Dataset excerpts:
——————
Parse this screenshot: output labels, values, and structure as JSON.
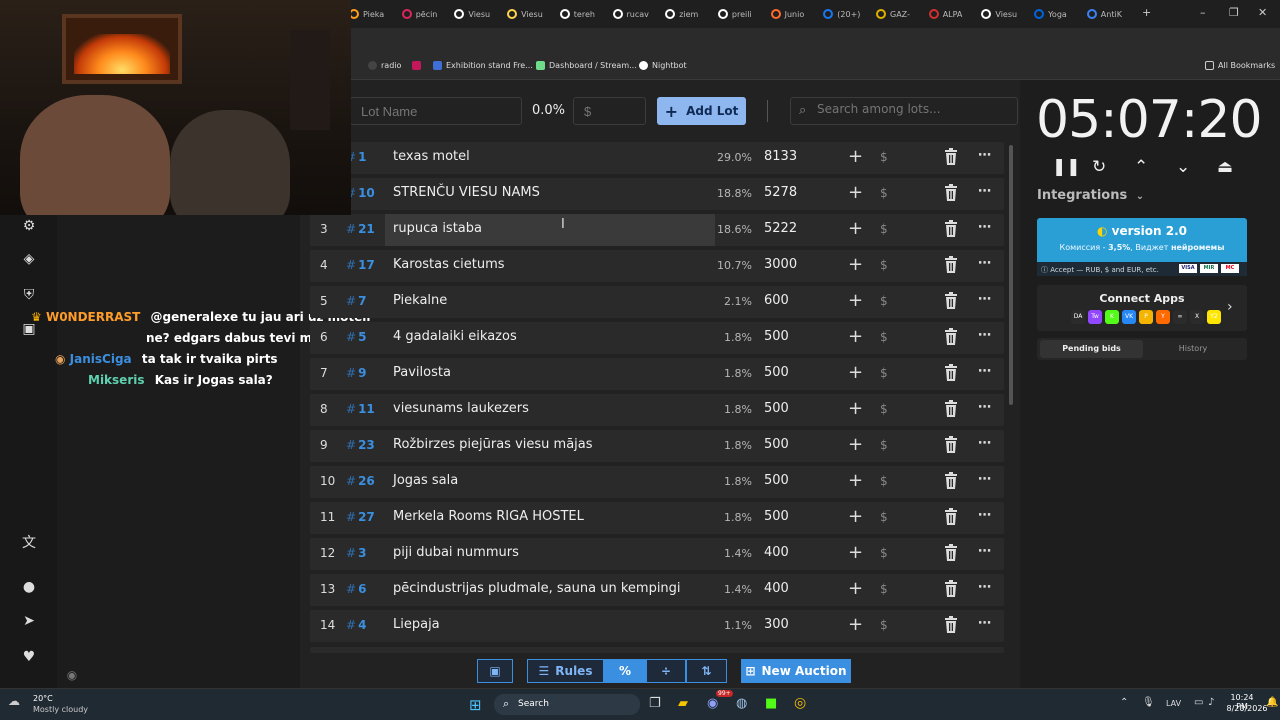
{
  "browser": {
    "tabs": [
      {
        "label": "Pieka",
        "color": "#ff9f1c"
      },
      {
        "label": "pēcin",
        "color": "#e0245e"
      },
      {
        "label": "Viesu",
        "color": "#ffffff"
      },
      {
        "label": "Viesu",
        "color": "#ffd34d"
      },
      {
        "label": "tereh",
        "color": "#ffffff"
      },
      {
        "label": "rucav",
        "color": "#ffffff"
      },
      {
        "label": "ziem",
        "color": "#ffffff"
      },
      {
        "label": "preili",
        "color": "#ffffff"
      },
      {
        "label": "Junio",
        "color": "#ff6a2b"
      },
      {
        "label": "(20+)",
        "color": "#1877f2"
      },
      {
        "label": "GAZ-",
        "color": "#e0b000"
      },
      {
        "label": "ALPA",
        "color": "#d32f2f"
      },
      {
        "label": "Viesu",
        "color": "#ffffff"
      },
      {
        "label": "Yoga",
        "color": "#0064e0"
      },
      {
        "label": "AntiK",
        "color": "#3b82f6"
      }
    ],
    "new_tab": "+",
    "window_controls": [
      "–",
      "❐",
      "✕"
    ],
    "bookmarks": [
      {
        "label": "radio",
        "color": "#cccccc"
      },
      {
        "label": "Exhibition stand Fre...",
        "color": "#3f6ed6"
      },
      {
        "label": "Dashboard / Stream...",
        "color": "#6fdc8c"
      },
      {
        "label": "Nightbot",
        "color": "#ffffff"
      }
    ],
    "all_bookmarks": "All Bookmarks"
  },
  "chat": {
    "messages": [
      {
        "user": "W0NDERRAST",
        "user_color": "#ff9d2a",
        "text": "@generalexe tu jau ari uz moteli"
      },
      {
        "user": "",
        "user_color": "#ff9d2a",
        "text": "ne? edgars dabus tevi majas laikaa"
      },
      {
        "user": "JanisCiga",
        "user_color": "#3b8fe0",
        "text": "ta tak ir tvaika pirts"
      },
      {
        "user": "Mikseris",
        "user_color": "#5fd0b0",
        "text": "Kas ir Jogas sala?"
      }
    ]
  },
  "controls": {
    "lot_name_placeholder": "Lot Name",
    "percent": "0.0%",
    "amount_placeholder": "$",
    "add_lot_label": "Add Lot",
    "search_placeholder": "Search among lots..."
  },
  "lots": [
    {
      "rank": "1",
      "id": "1",
      "name": "texas motel",
      "percent": "29.0%",
      "amount": "8133"
    },
    {
      "rank": "2",
      "id": "10",
      "name": "STRENČU VIESU NAMS",
      "percent": "18.8%",
      "amount": "5278"
    },
    {
      "rank": "3",
      "id": "21",
      "name": "rupuca istaba",
      "percent": "18.6%",
      "amount": "5222"
    },
    {
      "rank": "4",
      "id": "17",
      "name": "Karostas cietums",
      "percent": "10.7%",
      "amount": "3000"
    },
    {
      "rank": "5",
      "id": "7",
      "name": "Piekalne",
      "percent": "2.1%",
      "amount": "600"
    },
    {
      "rank": "6",
      "id": "5",
      "name": "4 gadalaiki eikazos",
      "percent": "1.8%",
      "amount": "500"
    },
    {
      "rank": "7",
      "id": "9",
      "name": "Pavilosta",
      "percent": "1.8%",
      "amount": "500"
    },
    {
      "rank": "8",
      "id": "11",
      "name": " viesunams laukezers",
      "percent": "1.8%",
      "amount": "500"
    },
    {
      "rank": "9",
      "id": "23",
      "name": "Rožbirzes piejūras viesu mājas",
      "percent": "1.8%",
      "amount": "500"
    },
    {
      "rank": "10",
      "id": "26",
      "name": "Jogas sala",
      "percent": "1.8%",
      "amount": "500"
    },
    {
      "rank": "11",
      "id": "27",
      "name": " Merkela Rooms RIGA HOSTEL",
      "percent": "1.8%",
      "amount": "500"
    },
    {
      "rank": "12",
      "id": "3",
      "name": "piji dubai nummurs",
      "percent": "1.4%",
      "amount": "400"
    },
    {
      "rank": "13",
      "id": "6",
      "name": "pēcindustrijas pludmale, sauna un kempingi",
      "percent": "1.4%",
      "amount": "400"
    },
    {
      "rank": "14",
      "id": "4",
      "name": "Liepaja",
      "percent": "1.1%",
      "amount": "300"
    }
  ],
  "bottom": {
    "rules_label": "Rules",
    "percent_icon": "%",
    "new_auction_label": "New Auction"
  },
  "timer": {
    "value": "05:07:20",
    "integrations_label": "Integrations"
  },
  "version_box": {
    "title": "version 2.0",
    "subtitle_prefix": "Комиссия - ",
    "commission": "3,5%",
    "subtitle_mid": ", Виджет ",
    "widget": "нейромемы",
    "accept": "Accept — RUB, $ and EUR, etc.",
    "cards": [
      "VISA",
      "MIR",
      "MC"
    ]
  },
  "connect_apps": {
    "title": "Connect Apps",
    "apps": [
      "DA",
      "Tw",
      "K",
      "VK",
      "P",
      "Y",
      "∞",
      "X",
      "Y2"
    ]
  },
  "bid_tabs": {
    "pending": "Pending bids",
    "history": "History"
  },
  "taskbar": {
    "weather_temp": "20°C",
    "weather_desc": "Mostly cloudy",
    "search_label": "Search",
    "lang": "LAV",
    "time": "10:24 PM",
    "date": "8/20/2026",
    "badge": "99+"
  }
}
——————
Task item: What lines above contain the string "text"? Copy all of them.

Solution to this exercise:
        "text": "@generalexe tu jau ari uz moteli"
        "text": "ne? edgars dabus tevi majas laikaa"
        "text": "ta tak ir tvaika pirts"
        "text": "Kas ir Jogas sala?"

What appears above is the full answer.